Sen. Tomassoni was an Olympian? With Italy?
Posted at 3:16 PM on May 1, 2008 by Michael Marchio (2 Comments)
Apparently so, according to Sen. Gen Olson (R-Minnetonka). She informed the body of this neat factoid when offering an amendment to the state government policy bill, SF3190, to the make hockey the official state sport. She also said Sen. Jim Metzen (DFL-South St. Paul) was a goalie, and holds a record for saves at South St. Paul high school. Her amendment was adopted, and while I don't know how the governor feels about the rest of the bill, but I'm sure he'll like her amendment.
The blog "Lets Go DU" a University of Minnesota Duluth hockey blog, actually picked up a story from the Mesabi Daily News about Sen. Tomassoni the Olympian.
Twenty-two years ago today, David Tomassoni of Chisholm scored a unique two-thirds of a hat trick at the 1984 Winter Olympics in Sarajevo, Yugoslavia.
Tomassoni, now a DFL state senator, was a 31-year-old member of the Italian National Team in the locker room and ready to take the ice against the vaunted Russian squad when his stomach "did a back-flip. I turned to a teammate and said, 'Mike, I think my baby might have just been born over in Hibbing. And, you know what else, I might just score a goal today,'" Tomassoni said in a telephone interview Wednesday.
He was right on both counts.
That day at the Hibbing hospital, his wife, Charlotte, gave birth to their third child, Danny.
Meanwhile, the Italians would play well against a much stronger and heavily favored Russian team, losing 4-1.The lone Italian goal was scored by Tomassoni, who at the time only thought he was a father a third time.
There were no cell phones two decades ago, so Tomassoni had to seek out a land line after the game to call back home.
"I was trying to find a phone when I ran into Brent Musburger (longtime and well-known television sportscaster) who directed me to the press room. I called home and found out Danny had been born a couple hours earlier," Tomassoni said of his youngest child.
Tomassoni was one of three Americans playing as foreign nationals on the Italian hockey team, which finished in ninth place, with its lone win against Poland. "We finished one place lower than expected," he said.
Also included in that bill is Sen. Ann Rest's proposal that would allow state employees 3-hours paid leave to donate blood.
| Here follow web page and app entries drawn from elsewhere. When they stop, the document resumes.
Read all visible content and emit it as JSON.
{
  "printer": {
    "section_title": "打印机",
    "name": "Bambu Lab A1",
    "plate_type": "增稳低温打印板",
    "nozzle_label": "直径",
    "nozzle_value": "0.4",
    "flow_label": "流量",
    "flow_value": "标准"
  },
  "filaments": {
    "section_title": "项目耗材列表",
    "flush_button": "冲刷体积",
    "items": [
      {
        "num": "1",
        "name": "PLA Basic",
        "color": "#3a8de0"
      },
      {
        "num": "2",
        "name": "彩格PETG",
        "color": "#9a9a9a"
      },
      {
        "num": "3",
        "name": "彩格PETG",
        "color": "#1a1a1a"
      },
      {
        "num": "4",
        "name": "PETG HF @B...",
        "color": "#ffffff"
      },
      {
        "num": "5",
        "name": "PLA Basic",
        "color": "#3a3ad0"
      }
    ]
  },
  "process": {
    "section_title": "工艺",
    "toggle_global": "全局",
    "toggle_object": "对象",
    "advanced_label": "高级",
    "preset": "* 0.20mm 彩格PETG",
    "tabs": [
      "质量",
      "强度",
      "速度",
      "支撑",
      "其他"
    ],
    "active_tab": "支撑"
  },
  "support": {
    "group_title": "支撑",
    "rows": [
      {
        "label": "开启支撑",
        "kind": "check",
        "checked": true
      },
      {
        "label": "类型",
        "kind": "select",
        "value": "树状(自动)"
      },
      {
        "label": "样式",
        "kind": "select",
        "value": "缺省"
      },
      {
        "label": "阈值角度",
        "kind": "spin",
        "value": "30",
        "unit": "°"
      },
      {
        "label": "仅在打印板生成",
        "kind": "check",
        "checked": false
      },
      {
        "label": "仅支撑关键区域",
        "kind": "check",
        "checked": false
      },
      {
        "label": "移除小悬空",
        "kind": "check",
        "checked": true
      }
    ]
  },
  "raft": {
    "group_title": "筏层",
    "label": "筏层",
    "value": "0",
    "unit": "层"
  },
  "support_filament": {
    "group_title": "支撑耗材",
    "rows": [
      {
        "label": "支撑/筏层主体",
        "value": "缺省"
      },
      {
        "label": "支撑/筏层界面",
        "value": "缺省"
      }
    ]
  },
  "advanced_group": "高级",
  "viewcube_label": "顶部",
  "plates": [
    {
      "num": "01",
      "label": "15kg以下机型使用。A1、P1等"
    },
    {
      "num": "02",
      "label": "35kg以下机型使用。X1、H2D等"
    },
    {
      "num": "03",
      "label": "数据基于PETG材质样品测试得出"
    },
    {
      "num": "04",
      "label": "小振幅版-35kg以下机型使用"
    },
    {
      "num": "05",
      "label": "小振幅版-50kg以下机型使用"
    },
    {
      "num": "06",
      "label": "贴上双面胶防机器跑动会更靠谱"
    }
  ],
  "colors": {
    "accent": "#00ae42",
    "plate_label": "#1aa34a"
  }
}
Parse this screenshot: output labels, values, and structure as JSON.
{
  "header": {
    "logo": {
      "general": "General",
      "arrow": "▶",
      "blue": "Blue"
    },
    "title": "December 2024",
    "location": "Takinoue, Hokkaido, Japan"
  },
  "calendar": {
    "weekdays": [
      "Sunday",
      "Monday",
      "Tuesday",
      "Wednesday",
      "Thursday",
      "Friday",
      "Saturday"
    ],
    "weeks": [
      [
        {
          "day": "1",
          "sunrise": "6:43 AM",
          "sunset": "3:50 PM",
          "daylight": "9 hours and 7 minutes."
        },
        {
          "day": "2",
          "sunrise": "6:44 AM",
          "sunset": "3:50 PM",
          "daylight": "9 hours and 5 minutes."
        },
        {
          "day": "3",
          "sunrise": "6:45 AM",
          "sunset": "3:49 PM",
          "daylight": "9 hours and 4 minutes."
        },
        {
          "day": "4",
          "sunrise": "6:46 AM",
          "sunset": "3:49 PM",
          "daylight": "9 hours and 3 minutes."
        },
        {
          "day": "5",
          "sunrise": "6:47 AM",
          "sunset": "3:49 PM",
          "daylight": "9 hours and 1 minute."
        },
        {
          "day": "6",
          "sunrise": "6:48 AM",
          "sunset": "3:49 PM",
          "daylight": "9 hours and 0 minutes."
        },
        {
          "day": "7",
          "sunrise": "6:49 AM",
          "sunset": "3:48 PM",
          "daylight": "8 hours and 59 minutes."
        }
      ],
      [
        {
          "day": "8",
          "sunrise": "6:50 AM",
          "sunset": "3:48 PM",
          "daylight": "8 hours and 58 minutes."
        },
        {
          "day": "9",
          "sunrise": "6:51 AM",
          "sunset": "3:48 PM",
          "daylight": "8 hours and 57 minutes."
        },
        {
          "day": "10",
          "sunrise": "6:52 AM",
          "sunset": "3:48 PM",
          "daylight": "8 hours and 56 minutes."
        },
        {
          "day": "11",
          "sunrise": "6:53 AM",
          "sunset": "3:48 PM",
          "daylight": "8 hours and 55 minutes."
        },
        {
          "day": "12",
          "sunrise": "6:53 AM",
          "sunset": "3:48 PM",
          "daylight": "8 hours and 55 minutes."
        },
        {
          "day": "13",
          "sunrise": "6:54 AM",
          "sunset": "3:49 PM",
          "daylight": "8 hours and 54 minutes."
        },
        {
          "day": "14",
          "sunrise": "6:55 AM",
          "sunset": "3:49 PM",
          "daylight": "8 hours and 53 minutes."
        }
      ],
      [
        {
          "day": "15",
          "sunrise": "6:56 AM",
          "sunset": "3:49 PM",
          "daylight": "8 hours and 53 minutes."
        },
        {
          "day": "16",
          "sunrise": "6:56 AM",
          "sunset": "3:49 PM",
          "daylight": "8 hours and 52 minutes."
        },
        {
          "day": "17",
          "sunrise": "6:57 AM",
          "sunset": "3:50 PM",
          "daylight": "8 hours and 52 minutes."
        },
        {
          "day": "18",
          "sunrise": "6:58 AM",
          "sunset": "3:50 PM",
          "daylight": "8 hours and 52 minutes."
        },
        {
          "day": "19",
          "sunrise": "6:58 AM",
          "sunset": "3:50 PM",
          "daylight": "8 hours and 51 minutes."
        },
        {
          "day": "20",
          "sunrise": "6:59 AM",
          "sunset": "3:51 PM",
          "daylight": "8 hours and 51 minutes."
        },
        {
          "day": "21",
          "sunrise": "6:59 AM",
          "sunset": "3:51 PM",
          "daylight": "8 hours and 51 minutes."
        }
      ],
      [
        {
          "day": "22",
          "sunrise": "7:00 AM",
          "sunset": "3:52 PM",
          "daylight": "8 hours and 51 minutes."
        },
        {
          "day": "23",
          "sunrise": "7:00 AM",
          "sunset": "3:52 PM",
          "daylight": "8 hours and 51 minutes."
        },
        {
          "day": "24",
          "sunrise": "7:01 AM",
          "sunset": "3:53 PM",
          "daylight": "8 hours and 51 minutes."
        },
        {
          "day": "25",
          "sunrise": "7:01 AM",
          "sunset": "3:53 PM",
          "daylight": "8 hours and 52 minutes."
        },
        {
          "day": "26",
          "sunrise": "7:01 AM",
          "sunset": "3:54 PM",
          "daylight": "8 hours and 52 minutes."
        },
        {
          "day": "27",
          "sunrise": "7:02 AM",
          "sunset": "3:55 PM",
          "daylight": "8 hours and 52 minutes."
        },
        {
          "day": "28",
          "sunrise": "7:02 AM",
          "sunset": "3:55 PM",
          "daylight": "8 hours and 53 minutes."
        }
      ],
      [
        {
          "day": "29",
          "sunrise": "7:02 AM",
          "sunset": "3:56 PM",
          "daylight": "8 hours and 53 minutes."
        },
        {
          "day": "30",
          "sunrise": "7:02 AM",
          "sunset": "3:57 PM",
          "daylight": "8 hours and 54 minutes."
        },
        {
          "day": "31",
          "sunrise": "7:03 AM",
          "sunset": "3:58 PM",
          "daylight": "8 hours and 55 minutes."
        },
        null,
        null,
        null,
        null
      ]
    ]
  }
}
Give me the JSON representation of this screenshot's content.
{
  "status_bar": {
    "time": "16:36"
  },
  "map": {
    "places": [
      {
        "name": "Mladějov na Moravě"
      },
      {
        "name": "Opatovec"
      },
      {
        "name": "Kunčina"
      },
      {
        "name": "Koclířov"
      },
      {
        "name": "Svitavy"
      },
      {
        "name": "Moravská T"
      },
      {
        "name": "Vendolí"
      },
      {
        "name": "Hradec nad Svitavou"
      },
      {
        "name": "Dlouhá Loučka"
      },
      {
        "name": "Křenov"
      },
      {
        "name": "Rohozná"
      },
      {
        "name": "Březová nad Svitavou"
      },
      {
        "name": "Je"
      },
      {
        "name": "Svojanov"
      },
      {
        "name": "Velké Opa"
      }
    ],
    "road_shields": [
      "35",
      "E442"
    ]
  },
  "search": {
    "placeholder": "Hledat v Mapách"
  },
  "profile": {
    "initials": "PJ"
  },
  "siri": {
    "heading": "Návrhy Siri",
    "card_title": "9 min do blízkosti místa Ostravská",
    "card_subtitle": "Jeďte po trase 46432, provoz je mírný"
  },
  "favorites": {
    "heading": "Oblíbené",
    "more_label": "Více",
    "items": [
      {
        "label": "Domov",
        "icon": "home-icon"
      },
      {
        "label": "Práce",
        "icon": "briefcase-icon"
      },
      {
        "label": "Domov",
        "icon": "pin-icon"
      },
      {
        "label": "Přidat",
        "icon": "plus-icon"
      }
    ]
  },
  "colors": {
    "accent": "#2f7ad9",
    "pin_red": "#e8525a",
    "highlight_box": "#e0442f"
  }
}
No vote yet on the overall bill, I'll keep you posted on it.
Background checks for coaches seems like a bill that would pass pretty easily, but Rep. Karla Bigham (DFL-Cottage Grove) had to fight to get it through today. It had been approved earlier, but had to go to conference committee to smooth out the differences with the Senate. Hey, more points for her. There was a surprising amount of opposition, with Rep. Mark Buesgens (R-Jordan) saying actions like requiring background checks is eliminating trust in society. Others were concerned whether the bill would hurt volunteering in rural Minnesota, because of the invasion of privacy and. The bill doesn't actually make any requirements on what schools do with the background checks, just that they conduct them. Then the schools themselves can judge for themselves if a person has a criminal history whether they want to employ them.
Rep. Neva Walker's sex ed provisions in the education policy bill have been deemed unacceptable by Gov. Pawlenty. Does that mean we've got a veto override on the way?
Tomorrow, we'll have a weekly recap for you, so check back.
you (or rather Sen. Rest) hit one of my pet peeves: blood donation. Giving an employee a few hours off every 8 weeks or so to donate blood seems a reasonable accommodation. Even if it gets limited to 4 times per year. The American Red Cross is desperate for blood donors.
I'm not sure who's doing the squashing - either the Red Cross and other blood agencies) or the FDA - by eliminating donors due to a ridiculous limit about overseas travel.
Things that will encourage more donor should be encouraged.
Posted by GopherMPH | May 1, 2008 11:05 PM
Yeah, I think the biggest problem that some lawmakers had with this is that state employees would be paid while they aren't actually working. I'll be writing about it today, so check for the post.
Posted by Michael Marchio | May 2, 2008 1:40 PM